The Golden State Warriors made multiple appearances on The Athletics list of the top 25 most dominant NBA teams of all-time.
There has never been a better time to debate basketball. With the NBA approaching three months since it’s last game took place, fans are beginning to grasp for any discussion they can manifest. Most recently, Sam Amick of The Athletic sparked a conversation with his list of the top 25 most dominant NBA teams of all-time, which included the Golden State Warriors in second place.
Since The Athletic is covered by a paywall, we won’t reveal Amick’s full criteria when ranking each team. If you want to see the full list in all of its glory, I strongly encourage you to subscribe. For now, we will focus on a few of the rankings and delve slightly into detail.

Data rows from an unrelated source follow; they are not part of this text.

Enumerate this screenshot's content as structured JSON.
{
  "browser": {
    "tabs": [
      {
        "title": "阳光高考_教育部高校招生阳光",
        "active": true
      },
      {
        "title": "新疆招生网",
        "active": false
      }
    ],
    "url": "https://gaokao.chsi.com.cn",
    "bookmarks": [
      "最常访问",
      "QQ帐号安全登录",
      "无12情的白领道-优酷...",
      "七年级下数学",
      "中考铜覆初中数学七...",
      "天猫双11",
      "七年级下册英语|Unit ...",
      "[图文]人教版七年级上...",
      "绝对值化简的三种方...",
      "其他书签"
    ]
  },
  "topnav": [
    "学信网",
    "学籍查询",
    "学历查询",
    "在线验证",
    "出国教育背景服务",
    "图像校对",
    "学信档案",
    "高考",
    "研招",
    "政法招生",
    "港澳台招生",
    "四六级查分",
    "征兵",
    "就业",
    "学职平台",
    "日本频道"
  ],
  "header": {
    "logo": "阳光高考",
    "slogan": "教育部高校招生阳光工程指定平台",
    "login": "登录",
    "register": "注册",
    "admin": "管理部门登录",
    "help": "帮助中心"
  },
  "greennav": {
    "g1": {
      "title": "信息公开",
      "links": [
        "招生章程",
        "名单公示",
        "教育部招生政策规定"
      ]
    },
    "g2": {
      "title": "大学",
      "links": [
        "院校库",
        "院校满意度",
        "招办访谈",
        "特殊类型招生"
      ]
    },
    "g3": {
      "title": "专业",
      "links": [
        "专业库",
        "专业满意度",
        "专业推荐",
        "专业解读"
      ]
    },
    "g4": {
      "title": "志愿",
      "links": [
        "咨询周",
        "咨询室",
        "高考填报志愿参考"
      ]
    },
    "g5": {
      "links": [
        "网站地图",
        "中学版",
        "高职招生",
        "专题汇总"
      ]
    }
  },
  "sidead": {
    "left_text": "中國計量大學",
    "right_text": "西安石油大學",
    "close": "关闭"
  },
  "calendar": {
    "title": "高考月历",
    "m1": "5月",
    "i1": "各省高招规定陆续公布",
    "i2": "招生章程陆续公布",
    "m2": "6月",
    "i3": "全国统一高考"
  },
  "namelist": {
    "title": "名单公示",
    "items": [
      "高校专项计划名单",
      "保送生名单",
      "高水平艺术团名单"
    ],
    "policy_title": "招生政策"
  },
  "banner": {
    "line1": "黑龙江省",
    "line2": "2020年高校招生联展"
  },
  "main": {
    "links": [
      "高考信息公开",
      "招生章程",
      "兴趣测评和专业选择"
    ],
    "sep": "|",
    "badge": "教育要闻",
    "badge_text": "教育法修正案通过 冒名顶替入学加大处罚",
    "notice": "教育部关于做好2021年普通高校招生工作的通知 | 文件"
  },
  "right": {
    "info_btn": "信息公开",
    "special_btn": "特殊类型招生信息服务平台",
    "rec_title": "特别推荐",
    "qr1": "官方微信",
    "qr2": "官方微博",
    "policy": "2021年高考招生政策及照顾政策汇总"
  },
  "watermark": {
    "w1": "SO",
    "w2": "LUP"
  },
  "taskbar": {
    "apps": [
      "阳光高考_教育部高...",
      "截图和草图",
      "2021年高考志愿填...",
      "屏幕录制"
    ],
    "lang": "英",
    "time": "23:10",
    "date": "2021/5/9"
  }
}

One thing that should be noted is that only teams that won the championship qualified for this ranking. That means the record-breaking 2015-16 Warriors were not included in the list. However, the 2016-17 Dubs earned the second-highest position on the list, falling behind only the 1995-96 Chicago Bulls.
This seems fair. While the 2017 Warriors were at the league’s pinnacle in terms of star power with Kevin Durant, Stephen Curry, Klay Thompson and Draymond Green all at the height of their talents, it’s hard to argue against the triumphant season the 96 Bulls had.
As ‘The Last Dance’ showed us across the last few weeks, Michael Jordan was something special. After an underwhelming return to the NBA in 1994-95, Jordan knew he had to set the league ablaze in order to prove himself once again. He won the MVP award this season while averaging 30.4 points per game.
Alongside a heavy supporting cast of Scottie Pippen and Dennis Rodman, Jordan and the Bulls rattled off 72 regular-season wins on their way to a 15-3 record in the playoffs and their fourth championship in six years.
As for the Dubs, they finished with 67 wins and only lost one game en route to a title over the Cleveland Cavaliers. They were the definition of dominance, overwhelming each opponent with their offensive onslaught and versatile defense. They won all but four games of the playoffs by double digits as Durant sped to the Finals MVP Award with averages of 35.2 points on 55.6 percent shooting.
The Warriors franchise made another appearance on this list. Their 2014-15 championship run placed 14th, just ahead of the Shaquille O’Neal and Kobe Bryant 2001 Los Angeles Lakers. The 2015 season marked Curry’s first MVP season and was punctuated by a 16-5 run to the trophy.
This puts Curry, Thompson and Green in a unique company as one of the only trios to be placed twice on this list. Soon, we will see if the Dubs are capable of rebuilding their dynasty from the ground up and returning to the list of all-time greats.